Task brief
Every line below that has the string "proste" needs to be copied.
(Data to process Opens)
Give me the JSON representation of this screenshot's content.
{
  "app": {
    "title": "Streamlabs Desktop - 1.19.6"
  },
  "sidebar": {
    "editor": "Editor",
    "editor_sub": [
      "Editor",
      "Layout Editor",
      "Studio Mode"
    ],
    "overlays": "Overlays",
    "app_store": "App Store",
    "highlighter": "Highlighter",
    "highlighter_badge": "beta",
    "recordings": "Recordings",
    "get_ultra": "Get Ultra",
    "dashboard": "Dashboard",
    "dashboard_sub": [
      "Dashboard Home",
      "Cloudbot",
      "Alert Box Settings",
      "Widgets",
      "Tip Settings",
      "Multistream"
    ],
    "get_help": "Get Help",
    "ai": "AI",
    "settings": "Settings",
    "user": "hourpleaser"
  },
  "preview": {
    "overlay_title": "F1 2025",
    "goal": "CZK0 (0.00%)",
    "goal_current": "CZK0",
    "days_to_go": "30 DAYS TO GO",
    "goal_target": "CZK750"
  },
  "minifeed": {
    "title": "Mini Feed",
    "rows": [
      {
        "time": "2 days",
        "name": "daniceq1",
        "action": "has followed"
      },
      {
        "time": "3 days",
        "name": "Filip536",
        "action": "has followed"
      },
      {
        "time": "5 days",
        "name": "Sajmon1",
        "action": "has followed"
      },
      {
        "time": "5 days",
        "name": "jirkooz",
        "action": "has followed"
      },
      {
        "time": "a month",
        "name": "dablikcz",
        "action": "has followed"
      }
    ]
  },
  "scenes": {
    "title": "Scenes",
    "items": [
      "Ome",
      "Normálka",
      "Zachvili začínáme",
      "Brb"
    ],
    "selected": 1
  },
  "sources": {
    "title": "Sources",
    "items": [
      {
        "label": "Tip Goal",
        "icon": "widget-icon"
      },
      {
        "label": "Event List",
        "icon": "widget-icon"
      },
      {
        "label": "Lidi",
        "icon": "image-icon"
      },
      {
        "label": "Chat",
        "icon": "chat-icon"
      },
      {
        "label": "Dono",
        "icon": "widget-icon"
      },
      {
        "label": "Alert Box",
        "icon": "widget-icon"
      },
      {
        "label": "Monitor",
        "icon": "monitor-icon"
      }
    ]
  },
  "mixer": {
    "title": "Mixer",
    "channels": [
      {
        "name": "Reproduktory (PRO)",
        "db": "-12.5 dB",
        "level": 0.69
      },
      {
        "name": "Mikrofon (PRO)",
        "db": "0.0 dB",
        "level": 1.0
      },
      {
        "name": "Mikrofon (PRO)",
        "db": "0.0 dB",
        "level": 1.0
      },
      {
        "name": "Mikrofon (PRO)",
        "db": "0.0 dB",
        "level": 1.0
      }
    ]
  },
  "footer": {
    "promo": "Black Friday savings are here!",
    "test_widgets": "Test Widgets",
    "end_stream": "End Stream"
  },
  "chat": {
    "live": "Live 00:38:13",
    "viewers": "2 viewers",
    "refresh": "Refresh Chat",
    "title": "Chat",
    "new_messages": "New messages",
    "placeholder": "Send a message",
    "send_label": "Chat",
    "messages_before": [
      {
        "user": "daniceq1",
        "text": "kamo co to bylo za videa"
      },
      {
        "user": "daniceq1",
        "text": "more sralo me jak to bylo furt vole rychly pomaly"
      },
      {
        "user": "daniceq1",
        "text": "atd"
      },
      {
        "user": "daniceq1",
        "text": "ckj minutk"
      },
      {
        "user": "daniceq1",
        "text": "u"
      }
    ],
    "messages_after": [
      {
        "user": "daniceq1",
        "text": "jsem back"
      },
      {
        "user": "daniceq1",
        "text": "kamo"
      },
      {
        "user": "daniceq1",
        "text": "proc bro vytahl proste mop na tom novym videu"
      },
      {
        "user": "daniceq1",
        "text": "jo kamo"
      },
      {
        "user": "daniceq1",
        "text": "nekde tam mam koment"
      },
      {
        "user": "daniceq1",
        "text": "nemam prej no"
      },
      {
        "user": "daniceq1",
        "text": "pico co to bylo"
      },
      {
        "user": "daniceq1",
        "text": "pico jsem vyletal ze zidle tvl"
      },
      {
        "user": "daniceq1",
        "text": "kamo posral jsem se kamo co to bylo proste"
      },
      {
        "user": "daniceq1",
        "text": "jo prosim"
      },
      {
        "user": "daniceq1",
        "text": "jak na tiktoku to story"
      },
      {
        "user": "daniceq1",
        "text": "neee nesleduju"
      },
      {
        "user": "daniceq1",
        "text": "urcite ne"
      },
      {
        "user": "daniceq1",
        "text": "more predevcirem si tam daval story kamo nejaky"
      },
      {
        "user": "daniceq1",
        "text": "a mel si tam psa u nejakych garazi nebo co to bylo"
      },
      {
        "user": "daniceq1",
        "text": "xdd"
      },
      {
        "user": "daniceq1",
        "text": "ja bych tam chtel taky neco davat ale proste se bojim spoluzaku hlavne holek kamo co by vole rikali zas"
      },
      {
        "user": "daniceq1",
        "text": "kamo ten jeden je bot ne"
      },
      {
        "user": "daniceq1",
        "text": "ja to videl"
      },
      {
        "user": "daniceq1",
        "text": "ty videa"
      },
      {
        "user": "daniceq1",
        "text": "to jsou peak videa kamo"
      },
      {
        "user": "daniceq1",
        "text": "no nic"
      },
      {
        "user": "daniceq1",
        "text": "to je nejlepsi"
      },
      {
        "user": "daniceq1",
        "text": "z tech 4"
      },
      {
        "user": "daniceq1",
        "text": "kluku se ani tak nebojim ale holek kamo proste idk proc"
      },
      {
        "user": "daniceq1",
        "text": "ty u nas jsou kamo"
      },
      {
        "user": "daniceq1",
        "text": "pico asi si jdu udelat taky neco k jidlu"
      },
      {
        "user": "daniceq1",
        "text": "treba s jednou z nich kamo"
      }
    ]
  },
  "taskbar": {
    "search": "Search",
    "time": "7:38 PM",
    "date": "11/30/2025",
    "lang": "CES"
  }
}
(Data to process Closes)
Your response
        "text": "proc bro vytahl proste mop na tom novym videu"
        "text": "kamo posral jsem se kamo co to bylo proste"
        "text": "ja bych tam chtel taky neco davat ale proste se bojim spoluzaku hlavne holek kamo co by vole rikali zas"
        "text": "kluku se ani tak nebojim ale holek kamo proste idk proc"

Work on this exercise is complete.